Memorisation is,of course,a method that is a necessary evil.But that occasion should be sporadic not the norm.When I was a student myself,it was an indubitable given that the teacher was a mere conduit and conveyor of knowledge, with the exception of a few bright beacons of hope and refreshing change for us students.The teacher entered the classroom all high and mighty,delivered their lesson and assigned the homework,which entailed excruciating memorisation of facts and figures that we would most likely forget.It goes without saying that the student with the best memory and retention skills was rewarded handsomely with high grades.The others-well,they had to tag along somehow.
My life's story is abundant in successes and failures.One time I remember all too vividly, was when I was sitting for my oral exams in German. Luckily,I had always been extremely adept at memorisisng data,so I went through the written part of the examination with remarkable ease.When the time came for me to perform orally,though......suffice it to say that it was a horrendous nightmare.I was sweating profusely and I could hardly breathe.I did manage to go through the questions posed fairly decently and by some miracle,I passed.The oral examination though,the way I see it today,from a teacher's angle,was a complete and utter flop.Not enough emphasis was placed on conducting oral lessons in the classroom,rather memorisation of literary texts,drawn out analyses of characters and grammar were favoured disproportionately in comparison to the development of oral skills.
On the other hand,what I consider a personal success story,was my unexpected high placement in the state exams for teacher placement-the very last time they were conducted.Admittedly,I didn't study extensively.But the couple of weeks I did,were spent on research and comparisons of teaching methodologies, listening to interviews,watching documentaries and/or movies on the subject.I discussed with colleagues over controversial teaching subjects,such as class management,discipline,grading and exams.I firmly believe that the above process was infinitely more helpful to me than if I had spent my entire time studying and memorisisng data,without so much as questioning or judging them.I attribute my success to the freedom I had to choose my own material,do my own research and form an opinion that was entirely my own.I did not get selected,unfortunately.But I feel myself fortunate to have been able to use all this newly-acquired knowledge on my numerous students in the last nine years-and with great success I might add.
So,for me to learn effectively,I need to be able to have the liberty to choose the material from which to derive the required knowledge.I will need to be given some resources,of course,based on which I can better judge on how to proceed.I need visual material,like videos,interviews or podcasts from a multitude of sources.I need to be free to engage in a fruitful discussion with like-minded people and colleagues,who can provide me with a different view or angle on the topic.I need the time to process the information in my own way,at my own pace,maybe even journal or blog about it.Then and only then will I own what I have learnt.
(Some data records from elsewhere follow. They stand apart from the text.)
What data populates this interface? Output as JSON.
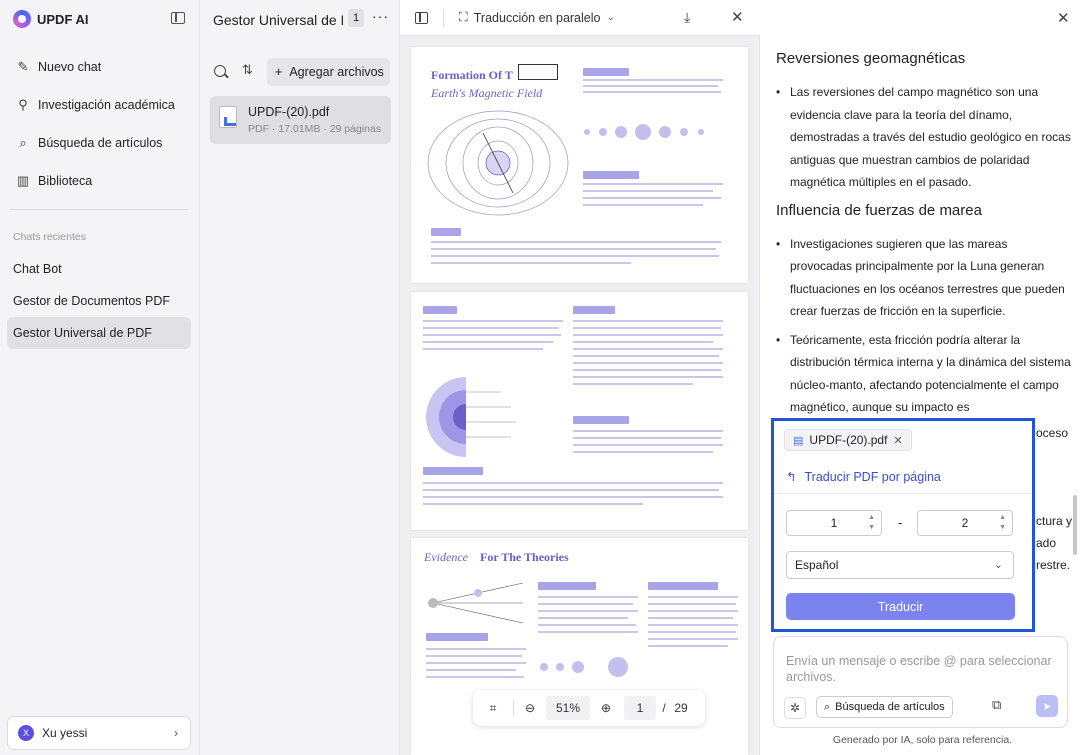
{
  "sidebar": {
    "brand": "UPDF AI",
    "nav": [
      {
        "label": "Nuevo chat",
        "icon": "edit-icon"
      },
      {
        "label": "Investigación académica",
        "icon": "telescope-icon"
      },
      {
        "label": "Búsqueda de artículos",
        "icon": "doc-search-icon"
      },
      {
        "label": "Biblioteca",
        "icon": "library-icon"
      }
    ],
    "recent_title": "Chats recientes",
    "recent": [
      "Chat Bot",
      "Gestor de Documentos PDF",
      "Gestor Universal de PDF"
    ],
    "user": {
      "initial": "X",
      "name": "Xu yessi"
    }
  },
  "files": {
    "title": "Gestor Universal de PDF",
    "count": "1",
    "add_label": "Agregar archivos",
    "file": {
      "name": "UPDF-(20).pdf",
      "meta": "PDF · 17.01MB · 29 páginas"
    }
  },
  "viewer": {
    "mode_label": "Traducción en paralelo",
    "page1_title": "Formation Of T",
    "page1_sub": "Earth's Magnetic Field",
    "page3_title_a": "Evidence",
    "page3_title_b": "For The Theories",
    "zoom": "51%",
    "page": "1",
    "page_sep": "/",
    "total_pages": "29"
  },
  "chat": {
    "h1": "Reversiones geomagnéticas",
    "b1": "Las reversiones del campo magnético son una evidencia clave para la teoría del dínamo, demostradas a través del estudio geológico en rocas antiguas que muestran cambios de polaridad magnética múltiples en el pasado.",
    "h2": "Influencia de fuerzas de marea",
    "b2": "Investigaciones sugieren que las mareas provocadas principalmente por la Luna generan fluctuaciones en los océanos terrestres que pueden crear fuerzas de fricción en la superficie.",
    "b3": "Teóricamente, esta fricción podría alterar la distribución térmica interna y la dinámica del sistema núcleo-manto, afectando potencialmente el campo magnético, aunque su impacto es",
    "peek1": "oceso",
    "peek2": "ctura y",
    "peek3": "ado",
    "peek4": "restre.",
    "popup": {
      "chip": "UPDF-(20).pdf",
      "back": "Traducir PDF por página",
      "from": "1",
      "dash": "-",
      "to": "2",
      "language": "Español",
      "button": "Traducir"
    },
    "input_placeholder": "Envía un mensaje o escribe @ para seleccionar archivos.",
    "chip_label": "Búsqueda de artículos",
    "footer": "Generado por IA, solo para referencia."
  }
}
In my view,it was this freedom that allowed me to better integrate and consolidate the necessary data to perform successfully.This of course, applies to everyone and to a multitude of occasions-whether it is an everyday lesson or something more,something bigger,such as exams or a job opening.This is the exact freedom I endeavour to extend to my own students everytime I deliver a new lesson-both within and out of the classroom.Freedom to explore.Freedom to form one's own opinion and be able to voice sound judgment.Freedom to learn at one's own pace,without the stress of time and competition.Eventually,the freedom and power to gain essential knowledge,the kind that will remain with them for the rest of their lives.
With love and light,